The city is served by the Saarbrücken Airport (SCN) and starting in June 2007 ICE high speed train services along the LGV Est line provide high speed connections to Paris from Saarbrücken Hauptbahnhof. Uniquely, Saarbrücken's "Saarbahn" (modelled on the Karlsruhe model light rail) crosses the French–German border, connecting to the French city of Sarreguemines

Saarbrücken is also the home of the main campus of Saarland University (Universität des Saarlandes). Co-located with the University are several research centres including:

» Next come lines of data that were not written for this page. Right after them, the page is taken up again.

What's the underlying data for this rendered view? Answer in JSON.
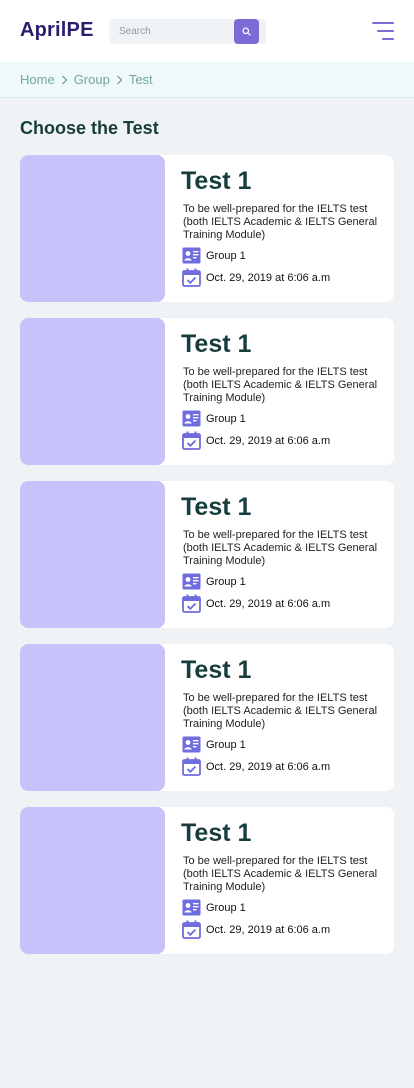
{
  "header": {
    "logo": "AprilPE",
    "search": {
      "placeholder": "Search"
    }
  },
  "breadcrumb": [
    "Home",
    "Group",
    "Test"
  ],
  "page_title": "Choose the Test",
  "tests": [
    {
      "title": "Test 1",
      "description": "To be well-prepared for the IELTS test (both IELTS Academic & IELTS General Training Module)",
      "group": "Group 1",
      "date": "Oct. 29, 2019 at 6:06 a.m"
    },
    {
      "title": "Test 1",
      "description": "To be well-prepared for the IELTS test (both IELTS Academic & IELTS General Training Module)",
      "group": "Group 1",
      "date": "Oct. 29, 2019 at 6:06 a.m"
    },
    {
      "title": "Test 1",
      "description": "To be well-prepared for the IELTS test (both IELTS Academic & IELTS General Training Module)",
      "group": "Group 1",
      "date": "Oct. 29, 2019 at 6:06 a.m"
    },
    {
      "title": "Test 1",
      "description": "To be well-prepared for the IELTS test (both IELTS Academic & IELTS General Training Module)",
      "group": "Group 1",
      "date": "Oct. 29, 2019 at 6:06 a.m"
    },
    {
      "title": "Test 1",
      "description": "To be well-prepared for the IELTS test (both IELTS Academic & IELTS General Training Module)",
      "group": "Group 1",
      "date": "Oct. 29, 2019 at 6:06 a.m"
    }
  ],
  "icons": {
    "search": "search-icon",
    "menu": "menu-icon",
    "chevron": "chevron-right-icon",
    "group": "contact-card-icon",
    "date": "calendar-check-icon"
  },
  "colors": {
    "accent": "#7d6ad6",
    "logo": "#2a1f6e",
    "thumbnail": "#c8c2fb",
    "title": "#173d3d",
    "breadcrumb": "#74a6a3"
  }
}
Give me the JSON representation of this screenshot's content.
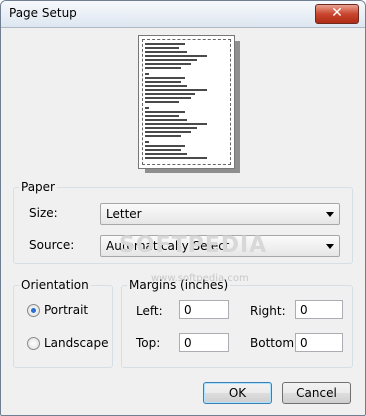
{
  "window": {
    "title": "Page Setup",
    "close_symbol": "✕"
  },
  "paper": {
    "legend": "Paper",
    "size_label": "Size:",
    "size_value": "Letter",
    "source_label": "Source:",
    "source_value": "Automatically Select"
  },
  "orientation": {
    "legend": "Orientation",
    "portrait": "Portrait",
    "landscape": "Landscape",
    "selected": "Portrait"
  },
  "margins": {
    "legend": "Margins (inches)",
    "left_label": "Left:",
    "left_value": "0",
    "right_label": "Right:",
    "right_value": "0",
    "top_label": "Top:",
    "top_value": "0",
    "bottom_label": "Bottom:",
    "bottom_value": "0"
  },
  "buttons": {
    "ok": "OK",
    "cancel": "Cancel"
  },
  "watermark": {
    "text": "SOFTPEDIA",
    "url": "www.softpedia.com"
  }
}
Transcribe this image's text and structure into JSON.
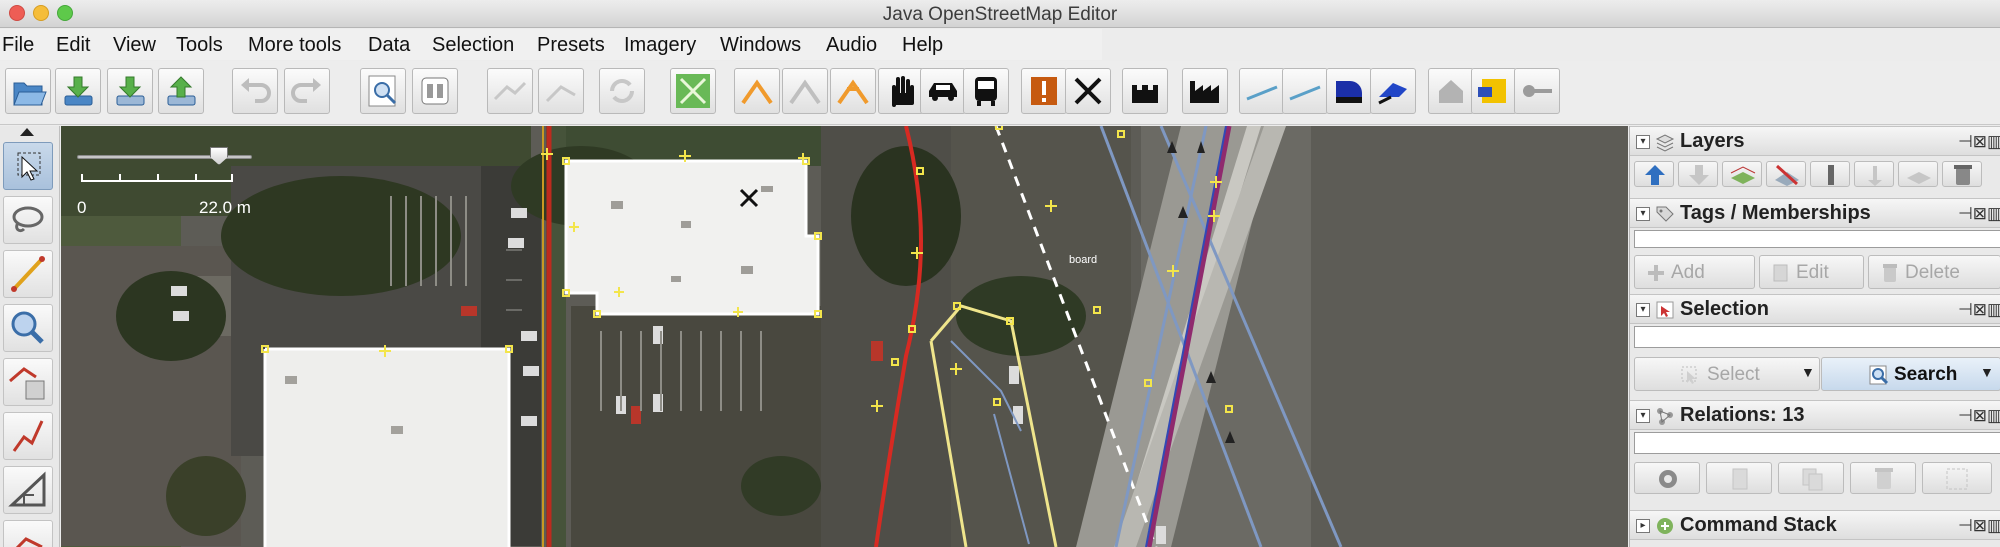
{
  "window": {
    "title": "Java OpenStreetMap Editor"
  },
  "menu": {
    "items": [
      "File",
      "Edit",
      "View",
      "Tools",
      "More tools",
      "Data",
      "Selection",
      "Presets",
      "Imagery",
      "Windows",
      "Audio",
      "Help"
    ]
  },
  "toolbar": {
    "buttons": [
      "open-icon",
      "download-icon",
      "download-along-icon",
      "upload-icon",
      "undo-icon",
      "redo-icon",
      "zoom-preferences-icon",
      "preferences-icon",
      "split-way-icon",
      "combine-way-icon",
      "reverse-way-icon",
      "wireframe-icon",
      "road-preset-icon",
      "road-preset-2-icon",
      "road-preset-3-icon",
      "hand-preset-icon",
      "car-preset-icon",
      "bus-preset-icon",
      "warning-preset-icon",
      "restaurant-preset-icon",
      "castle-preset-icon",
      "industrial-preset-icon",
      "line-preset-icon",
      "line-preset-2-icon",
      "building-preset-icon",
      "flag-preset-icon",
      "house-preset-icon",
      "shop-preset-icon",
      "key-preset-icon"
    ]
  },
  "map_tools": [
    "select-tool-icon",
    "lasso-tool-icon",
    "draw-tool-icon",
    "zoom-tool-icon",
    "delete-tool-icon",
    "parallel-tool-icon",
    "improve-tool-icon",
    "extrude-tool-icon"
  ],
  "map": {
    "scale": {
      "min": "0",
      "value": "22.0 m",
      "zoom_level": 0.78
    },
    "label": "board"
  },
  "panels": {
    "layers": {
      "title": "Layers"
    },
    "tags": {
      "title": "Tags / Memberships",
      "buttons": [
        "Add",
        "Edit",
        "Delete"
      ]
    },
    "selection": {
      "title": "Selection",
      "buttons": [
        "Select",
        "Search"
      ]
    },
    "relations": {
      "title": "Relations: 13"
    },
    "command_stack": {
      "title": "Command Stack"
    }
  },
  "colors": {
    "accent": "#3d79c8",
    "road_red": "#d72a22",
    "building_outline": "#ffffff",
    "selection_yellow": "#f4ec6a",
    "highway_blue": "#7f98c2"
  }
}
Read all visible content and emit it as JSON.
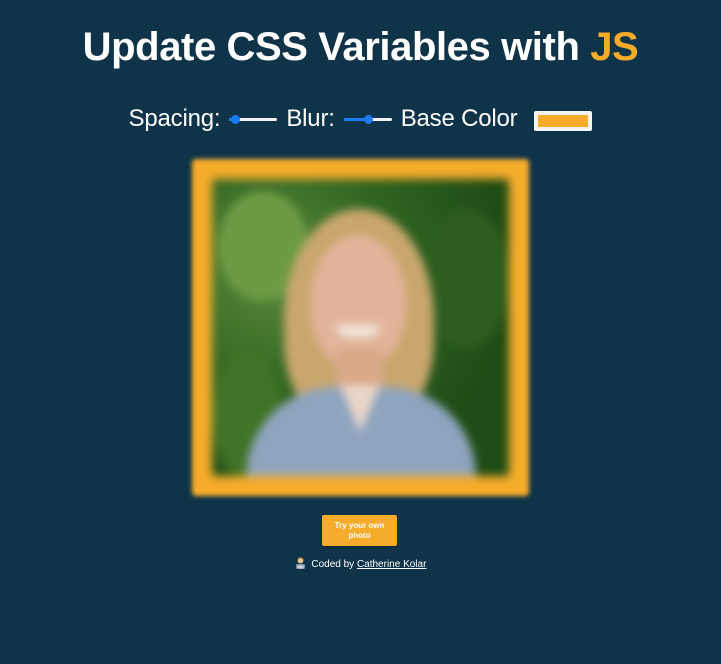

  • the Max Planck Institute for Informatics,
  • the Max Planck Institute for Software Systems,
  • the Fraunhofer Institute for Non-destructive Testing,
  • the German Research Centre for Artificial Intelligence,
  • the Center for Bioinformatics,
  • the Europa Institute,
  • the Botanischer Garten der Universität des Saarlandes (a botanical garden) and
  • the Korea Institute of Science and Technology Europe Research Society.



Climate chart for Saarbrücken
temperatures in °Cprecipitation totals in mm
source: 2007-12-01


Some of the closest big cities are Trier, Luxembourg, Nancy, Metz, Kaiserslautern, Karlsruhe and Mannheim. Saarbrücken is also connected by the city's public transport network to the town of Sarreguemines in France, allowing easy crossing of the border between one country and the other. It is also connected to the satellite town of Völklingen, where the old steel works were the first industrial monument to be declared a World Heritage Site by UNESCO in 1994 — the Völklinger Hütte.

International relations[]

Saarbrücken is twinned with Tbilisi, Georgia

Saarbrücken is a fellow member of the QuattroPole union of cities, along with Luxembourg, Metz, and Trier (neighbouring countries: Luxembourg and France).

Twin towns – Sister cities[]

Saarbrücken is twinned with:

Famous people[]

  • Peter Kurtz (November 11, 1881– October 10, 1977), Native Son of Saarbrücken, Germany., Introduced the Music of Peer Gynt to America
  • Max Ophüls (May 6, 1902 - March 25, 1957), film director
  • Wolfgang Staudte (October 9, 1906 - January 19, 1984), film director
  • Walter Schellenberg (January 16, 1910 – March 31, 1952), German Nazi (head of Foreign intelligence)
  • Gerhard Schröder (September 11, 1910 - December 31, 1989), politician
  • Otto Steinert (July 12, 1915 – March 3, 1978), photographer
  • Frederic Vester (November 23, 1925 - November 2, 2003), biochemist
  • Frédéric Back (April 8, 1924), Canadian animator
  • Hannelore Baron (June 8, 1926 - April 28, 1987), collage and assemblage artist, emigrated to United States in 1941.
  • Tzvi Avni (September 2, 1927), Israeli composer
  • Sandra Cretu (May 18, 1962), singer
  • Claudia Kohde-Kilsch (December 11, 1963), tennis player
  • Nicole (October 25, 1964), singer
  • Manfred Trenz (November 29, 1965), game designer
  • Andreas Escher (January 23, 1966), game designer

Honorary citizen[]

  • Willi Graf (January 2, 1918 - October 12, 1943), member of the White Rose resistance group
  • Richard Becker (Politiker) (October 10, 1884 - April 11, 1969), Politician and Businessman




External links[]

Wikimedia Commons has media related to:

Template:Cities and towns in Saarbrücken (district)

This page uses content from the English language Wikipedia. The original content was at Saarbrücken. The list of authors can be seen in the page history. As with this Familypedia wiki, the content of Wikipedia is available under the Creative Commons License.